Dry Fire Hydrant Repair & Maintenance #04 - The Importance of Flow Testing
 
By President Mark Davis
March 8, 2018
 

Our website followers know we continually stress the importance of water supply source inspection and testing. Without flow testing, there is no definitive way to ensure the operational readiness of dry fire hydrant systems. The dry fire hydrant head shown in this news story clearly leaks. Local FD crews reported an inability to establish a prime. We connected a pumper and behold, no prime could be established. The pumper driver then back-flushed (allowed tank water to run into the DFH) and the problem was quickly found.
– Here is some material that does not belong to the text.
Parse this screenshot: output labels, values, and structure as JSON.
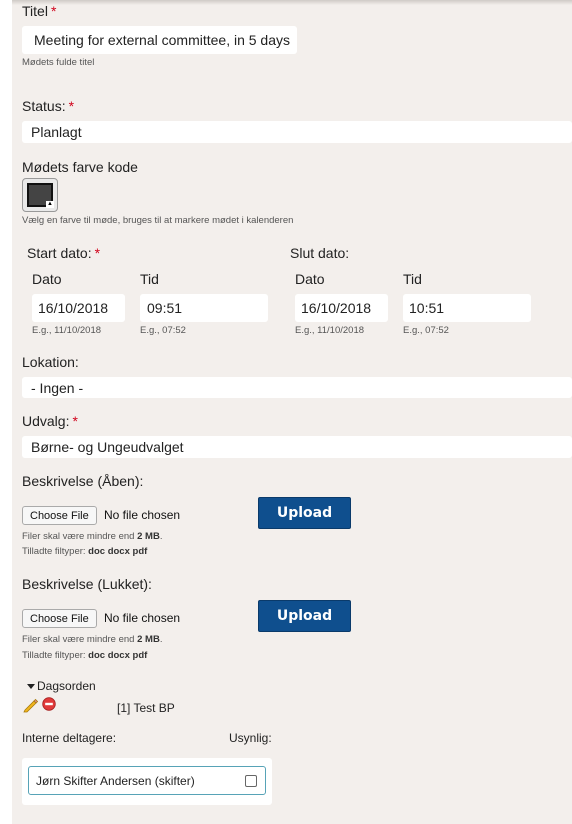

The suction head needs to be replaced - there is no other type of repair that will remedy this problem.

Once again, the inspection and flow testing of dry fire hydrant systems in compliance with the recognized standards is very important to the success of a water supply delivery program.

 
This dry fire hydrant is located near a river and has plenty of access to good, clean water.
This dry fire hydrant is located near a river and has plenty of access to good, clean water.
Suction is taken from the middle of river and flow has never been an issue.
Suction is taken from the middle of river and flow has never been an issue.
 
When back-flushed, water freely ran out of the bottom of the suction head connection fitting. Remember, a small water leak is a huge air leak.
When back-flushed, water freely ran out of the bottom of the suction head connection fitting. Remember, a small water leak is a huge air leak.
When priming, no prime could be established.  There was an air leak somewhere (Hint: the head).
When priming, no prime could be established. There was an air leak somewhere (Hint: the head).
 

Lee Adams March 08, 2018 at 5:19 PM
DUCT TAPE!
(Not a permanent solution, but usually good for a win in a pinch)
(And only if you have it on the rig)


Randy Abbey March 08, 2018 at 10:26 PM
Plastic kitchen wrap or packaging wrap will work well for a one time fix.